“It’s a little bit of a video game of musical chairs,” Tucker stated of the recent housing market, adding that when level of competition is fierce for housing, as it is in the Bay Region, the stability of energy guidelines squarely to the landlord.
Trujillo agreed, adding that his office has found a amount of purchasers in Milpitas shell out unexplained “convenience fees” or other charges without having pushing again mainly because of concerns about their immigration status becoming exposed or jeopardized.
“I assume it demonstrates just the vastly unequal bargaining energy in between landlords and tenants,” Trujillo stated. As a consequence, he ongoing, tenants may possibly not report troubles with the condominium or other troubles for anxiety of becoming pushed out.
“People are remaining in predicaments that they don’t actually want to be in,” Arreola stated, “because of the absence of options and the absence of opportunity to lease a fairly priced, habitable place.”
And in standard, stated Simon-Weisberg, there’s “an remarkable amount of discrimination that continues,” from requiring men and women who may possibly not have reputable net entry to implement for apartments on-line to necessities that tenants receive 3 instances the lease to qualify.
The included upfront charges may possibly also discourage somebody from shifting by option, Zillow pointed out, to just take a new job or make a existence transform.
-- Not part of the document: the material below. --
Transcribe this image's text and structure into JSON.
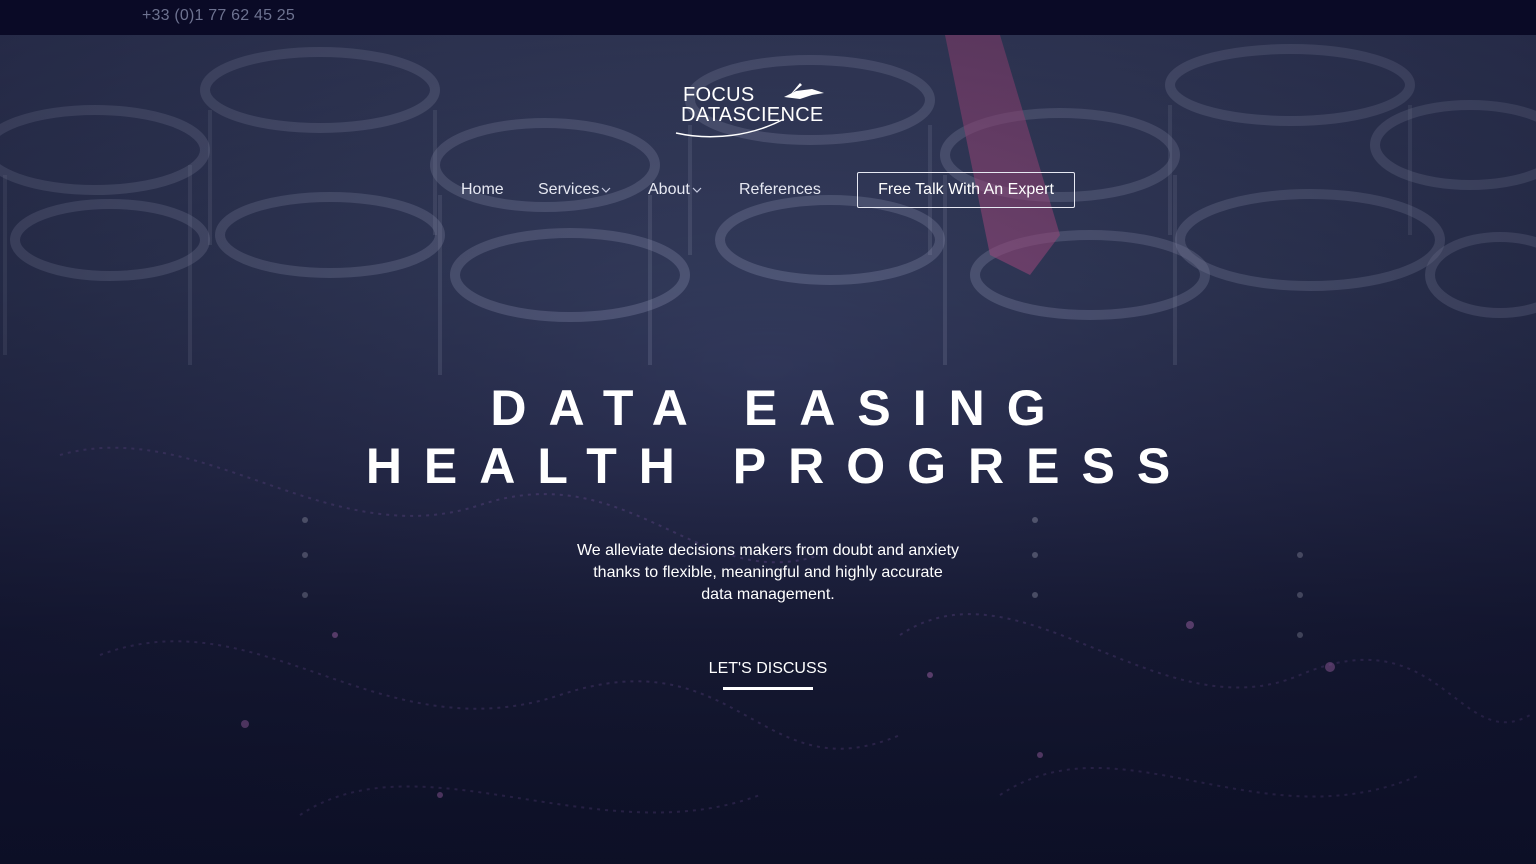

The more charges make just one of the intended benefits of renting – far more mobility than a homeowner – more challenging to entry.
Anil Babbar, vice president of public affairs for the California Condominium Affiliation, stated in an e mail that the team “urges all home entrepreneurs to comply with all relevant local, state, and federal good housing legislation and restrictions and address every single applicant equally and relatively.”
In accordance to Zillow, 35% of renters stated paying the upfront charges of shifting is the most important hurdle to landing a new condominium.
Zillow’s director of financial investigate, Skylar Olsen, stated in a statement he hopes the results, in the long run, will aid pinpoint blind places the place the market “fails to present a stage participating in field.”
Copyright © 2020 the San Jose Mercury News (San Jose, Calif.), Emily DeRuy. Distributed by Tribune Information Agency, LLC.